I hoped that when I looked at VeloNews.com that it would not have yet been posted, but our web team is very efficient, and it was already up. You were among the many dedicated readers (thank you for your dedication!) who saw it before we chopped the bike-throw part off of the curved-spokes-in-photo-finish explanation. Anyway, the theory I put forward there was totally wrong, but there is still a lot going on with the bike throw that I think is fun to think about.

[related title=”More Technical FAQ” align=”right” tag=”Technical-FAQ”]

The reason for doing a “bike throw” at the line is obvious; the rider is trying to push the bicycle out in front of him in order to have the leading edge of the front tire cross the finish line earlier than it otherwise would have, had he not “thrown” it. It is the cycling equivalent of the runner who learns forward in order to break the tape with his or her chest a bit earlier.

Unlike the runner, a bicycle is rolling, and here is where my sleep-deprived mind started veering off into the weeds. I was thinking that as long as its wheels roll on the ground without slipping, the only thing that can get it across the line sooner is by pushing harder on the pedals; the rider cannot generate any other force to cause it to move forward faster. I got excited and wrote on and on in this vein and submitted it for posting while bathed in the soft light of a beautiful full moon. I went to bed with a smile on my face.

My analysis was, of course, wrong. The rider actually stops pedaling for the instant of the bike throw and is coasting. He throws his weight back, pushing against the pedals and the handlebar. The bike moves forward faster than he does for the same reason that a boat on a frictionless lake moves forward if a guy on the boat throws heavy items out the back.

Newton’s first law of motion says that momentum, which is mass times velocity, must be conserved. It gets a little trickier with human-powered bikes moving at this speed, though, because wind resistance is such a massive deterrent to their forward motion. As soon as the rider stops pedaling, the wind is slowing him and the bike down in a big hurry. But ignoring the air for the brief instant of the bike throw, we can say that the combined mass of the bike and rider times their velocity just before the instant of the bike throw must equal the sum of the separate masses of the rider and bike, each times its separate velocity during the bike throw. Or:

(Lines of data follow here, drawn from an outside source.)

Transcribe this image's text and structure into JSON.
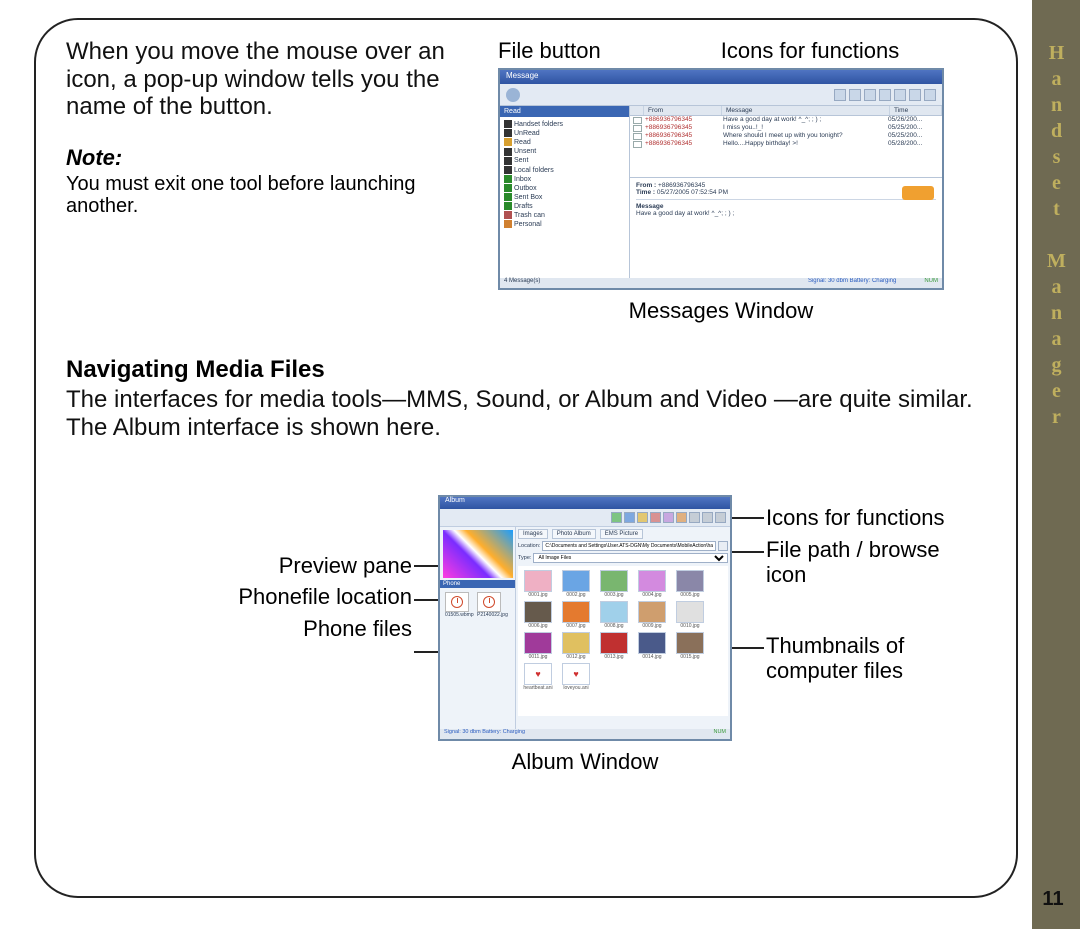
{
  "sidebar": {
    "title": "Handset Manager"
  },
  "page_number": "11",
  "intro_paragraph": "When you move the mouse over an icon, a pop-up window tells you the name of the button.",
  "note": {
    "heading": "Note:",
    "body": "You must exit one tool before launching another."
  },
  "section_heading": "Navigating Media Files",
  "section_body": "The interfaces for media tools—MMS, Sound, or Album and Video —are quite similar. The Album interface is shown here.",
  "messages": {
    "callout_file": "File button",
    "callout_icons": "Icons for functions",
    "caption": "Messages Window",
    "title": "Message",
    "tree_header": "Read",
    "tree": [
      "Handset folders",
      "UnRead",
      "Read",
      "Unsent",
      "Sent",
      "Local folders",
      "Inbox",
      "Outbox",
      "Sent Box",
      "Drafts",
      "Trash can",
      "Personal"
    ],
    "cols": [
      "",
      "From",
      "Message",
      "Time"
    ],
    "rows": [
      {
        "from": "+886936796345",
        "msg": "Have a good day at work! ^_^; ; ) ;",
        "time": "05/26/200..."
      },
      {
        "from": "+886936796345",
        "msg": "I miss you..!_!",
        "time": "05/25/200..."
      },
      {
        "from": "+886936796345",
        "msg": "Where should I meet up with you tonight?",
        "time": "05/25/200..."
      },
      {
        "from": "+886936796345",
        "msg": "Hello....Happy birthday! >!",
        "time": "05/28/200..."
      }
    ],
    "preview": {
      "from_label": "From :",
      "from": "+886936796345",
      "time_label": "Time :",
      "time": "05/27/2005 07:52:54 PM",
      "msg_label": "Message",
      "msg": "Have a good day at work! ^_^; ; ) ;"
    },
    "status_left": "4 Message(s)",
    "status_right": "Signal: 30 dbm Battery: Charging",
    "status_badge": "NUM"
  },
  "album": {
    "labels_left": [
      "Preview pane",
      "Phonefile location",
      "Phone  files"
    ],
    "labels_right": [
      "Icons for functions",
      "File path / browse icon",
      "Thumbnails of computer files"
    ],
    "caption": "Album Window",
    "title": "Album",
    "tabs": [
      "Images",
      "Photo Album",
      "EMS Picture"
    ],
    "location_label": "Location:",
    "location_path": "C:\\Documents and Settings\\User.ATS-DGN\\My Documents\\MobileAction\\hand...",
    "type_label": "Type:",
    "type_value": "All Image Files",
    "phone_header": "Phone",
    "phone_files": [
      "01505.wbmp",
      "P2140022.jpg"
    ],
    "bottom_files": [
      "heartbeat.ani",
      "loveyou.ani"
    ],
    "grid": [
      {
        "n": "0001.jpg",
        "c": "#efb0c4"
      },
      {
        "n": "0002.jpg",
        "c": "#6aa5e4"
      },
      {
        "n": "0003.jpg",
        "c": "#79b66f"
      },
      {
        "n": "0004.jpg",
        "c": "#d38adf"
      },
      {
        "n": "0005.jpg",
        "c": "#8a87a8"
      },
      {
        "n": "0006.jpg",
        "c": "#665a4c"
      },
      {
        "n": "0007.jpg",
        "c": "#e47a2f"
      },
      {
        "n": "0008.jpg",
        "c": "#a0d0ea"
      },
      {
        "n": "0009.jpg",
        "c": "#cf9e6e"
      },
      {
        "n": "0010.jpg",
        "c": "#e0e0e0"
      },
      {
        "n": "0011.jpg",
        "c": "#a03a9a"
      },
      {
        "n": "0012.jpg",
        "c": "#e0c060"
      },
      {
        "n": "0013.jpg",
        "c": "#c03030"
      },
      {
        "n": "0014.jpg",
        "c": "#4a5a8a"
      },
      {
        "n": "0015.jpg",
        "c": "#8a705a"
      }
    ],
    "status": "Signal: 30 dbm Battery: Charging",
    "status_badge": "NUM"
  }
}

(mb + mr)vb+r = mb*vb + mr*vr

Since the bike is so much lighter than the rider, it actually can shoot forward quite rapidly, as Phil describes, if the rider pushes himself back quickly enough. But, in addition to the frictional forces (mainly air resistance) complicating this, the equation is complicated yet more by the fact that the masses and velocities on the right side of the equation are not simple to separate. The “mass of the bike” in this equation is not just the mass of the bike; it also includes the masses of parts of the rider that are moving along at the same speed of the bike, like his hands, forearms, and feet. Consequently, the “mass of the rider” is not his entire mass, and the “velocity of the rider” varies depending on what part of his body you’re talking about; his butt and torso are moving forward the slowest (i.e., moving back relative to the bike the fastest), while his upper arms and lower legs are moving forward closer to the speed of the bike.

Anyway, I had fun thinking about all of this, and I hope you enjoyed it, too, especially those of you who saw the original post this morning and thought what an idiot that Lennard Zinn must be! Below are a few other good responses regarding it, but I got so many that I can’t possibly put them all in here. Have a great recovery from Tour de France withdrawal!
― Lennard

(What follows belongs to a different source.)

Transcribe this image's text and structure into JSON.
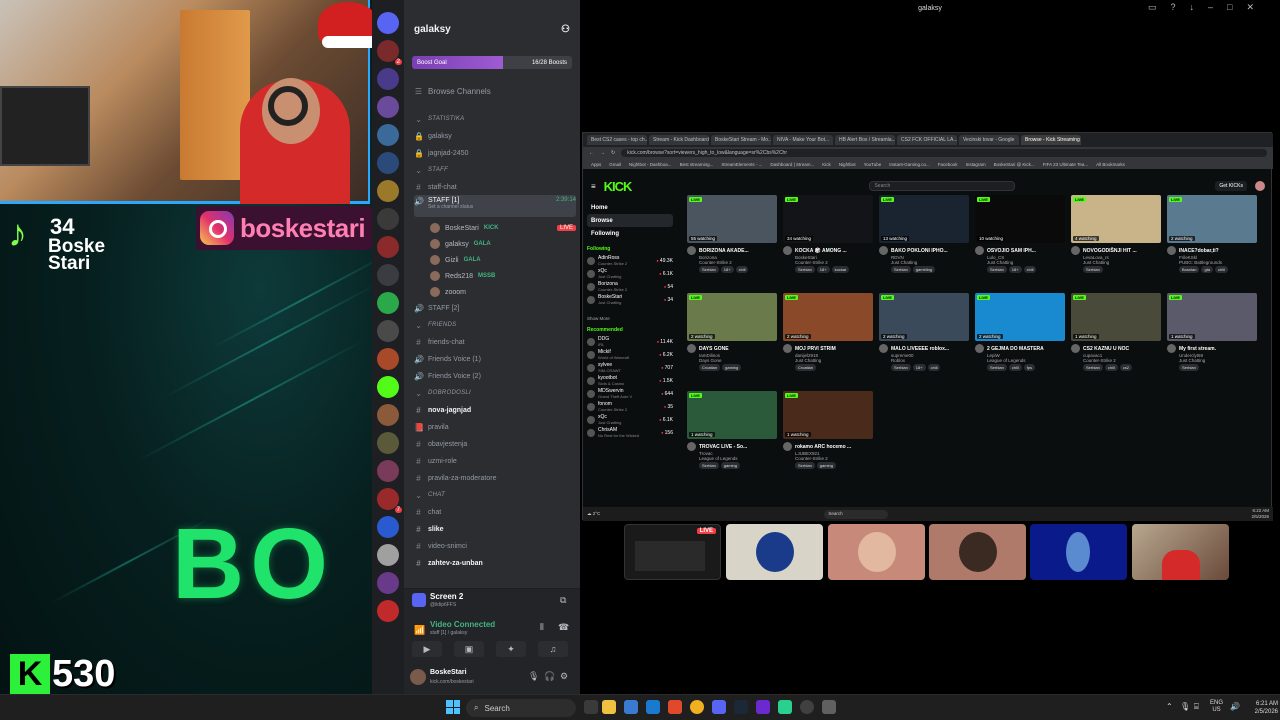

Dear Lennard,
I see you pulled that one … No doubt you will discuss that in a future column… I thought it through a bit more and have I think a cleaner way of describing it … You’re probably close to being right that you can’t speed up or slow down the CENTER OF GRAVITY of the human/bike package… but you can move the parts of that package IN RELATION TO the CG… so you can “rotate” the bike forward by “rotating” the person backwards.
— Jay

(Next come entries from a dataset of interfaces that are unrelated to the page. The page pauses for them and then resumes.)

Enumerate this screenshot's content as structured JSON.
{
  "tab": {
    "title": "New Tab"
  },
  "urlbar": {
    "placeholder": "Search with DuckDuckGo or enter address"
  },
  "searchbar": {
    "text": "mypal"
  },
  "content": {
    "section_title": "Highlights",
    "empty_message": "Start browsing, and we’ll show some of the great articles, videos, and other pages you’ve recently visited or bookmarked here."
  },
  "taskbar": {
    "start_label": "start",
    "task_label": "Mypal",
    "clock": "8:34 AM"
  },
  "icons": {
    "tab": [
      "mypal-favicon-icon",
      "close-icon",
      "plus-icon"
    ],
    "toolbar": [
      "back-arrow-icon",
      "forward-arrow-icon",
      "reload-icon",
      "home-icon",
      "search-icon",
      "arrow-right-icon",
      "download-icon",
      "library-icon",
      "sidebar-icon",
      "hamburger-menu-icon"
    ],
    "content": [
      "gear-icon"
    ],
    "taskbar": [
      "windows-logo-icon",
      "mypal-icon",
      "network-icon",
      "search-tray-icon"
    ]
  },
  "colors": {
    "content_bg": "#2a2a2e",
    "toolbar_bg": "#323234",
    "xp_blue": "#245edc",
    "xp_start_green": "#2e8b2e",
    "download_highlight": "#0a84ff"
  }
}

Alexander Kristoff was so close to winning stage 16, but he didn't throw his bike to the line in time. Photo: ASO
Alexander Kristoff was so close to winning stage 16, but he didn’t throw his bike to the line in time. Photo: ASO

Dear Lennard,
I agree in part that you need to put force on the pedals to accelerate the bike (F=ma). However, velocity in a moving body is a center of mass proposition. When you throw your bike you are keeping your velocity the same but putting your center of mass further back by putting your wheel forward. OK I even think after reading this I have proven nothing … What about this, an experiment with a motored road bike, constant speed through constant distance throwing and not throwing to see if there is in fact a “marginal” gain in the time over the distance.
— Dean

Dear Lennard,
About that bike throw: What the rider is really doing by pushing the bike forward is moving his center of gravity back relative to the bike. The center of gravity is what moves consistently up the road so moving this point back relative to the bike puts the front wheel a little further forward of the center of gravity giving the rider’s front wheel a few extra inches at the end of the throw. We are all familiar with this effect in reverse when riding a pace line and the rider in front of you stands up moving his center of gravity forward relative to the bike. You see this as a rapid movement of the leading bike back toward you a few inches. This rapid movement of the center of gravity thus contributes to winning tight bike races and occasional crashes for unwary paceline riders.
— Rodger

Dear Lennard,
Thanks for your great explanation of how photo finishes work. I found it very informative and easy to follow.

As you predicted many would, I am writing to say that I think you’ve made a mistake regarding bike throws. Perhaps you’ve realized this as it seems that this section of the post has been edited out since I read it yesterday. There was a physical impossibility presented in the post involving Sagan’s body moving backward without the bike moving forward (the only thing Sagan can push on to make himself go back is the bike, so the bike must go forward), but physics aren’t necessary to prove that it works. If you are coasting (this is easiest to hear at a slow pace) and keep the pedals stationary and then throw the bike forward (while leaving the wheels on the ground), you can hear the clicking of the cassette momentarily speed up. This means the rear wheel sped up and therefore that the bike is moving faster. If you do the opposite and pull yourself back forward, the cassette clicking slows, proving that the opposite of a bike throw is also true.
— Dave

Dear Lennard,
I was kind of shocked to read the nonsense (sorry!) you wrote about the bike-throw. It not only works in the minds of the people who practice it. It really works and the reason is simple physics. When you’re neither propelling or decelerating the bike you do not create any force that the tires have to transfer to the road. That’s right. So the whole system of rider and bike cannot accelerate just because you do a bike-throw. That’s a consequence of the conservation of momentum. But that does apply to the center of gravity of the system. And if the rider “throws” his bike forward he changes the mass distribution within that system. Both his body and the bike move further away from the COG of the system they’re forming. With the bike being the much lighter part of the system the rider benefits from his body’s inertia. In comparison to the same rider that does not throw his bike and continues to ride parallel to him as a thought experiment the body of the rider throwing his bike only moves slightly backwards but the bike moves considerably forward. Once the bike throw is executed and the rider’s arms are stretched to the max, that movement within the system stops and there is no further “acceleration” of the bike.

Were the bike much heavier than the rider then you were partially right. The bike throw would not be able to move the bike much forward. Only the rider’s body would move backward.

The same effect can be felt when riding closely behind a rider. When that rider goes out of the saddle and does that without taking care of the rider behind him he will push his bike backwards into the following rider’s front wheel. I’m certain you experimented that effect yourself several times. It’s the proof that the bike throw works.
— Horst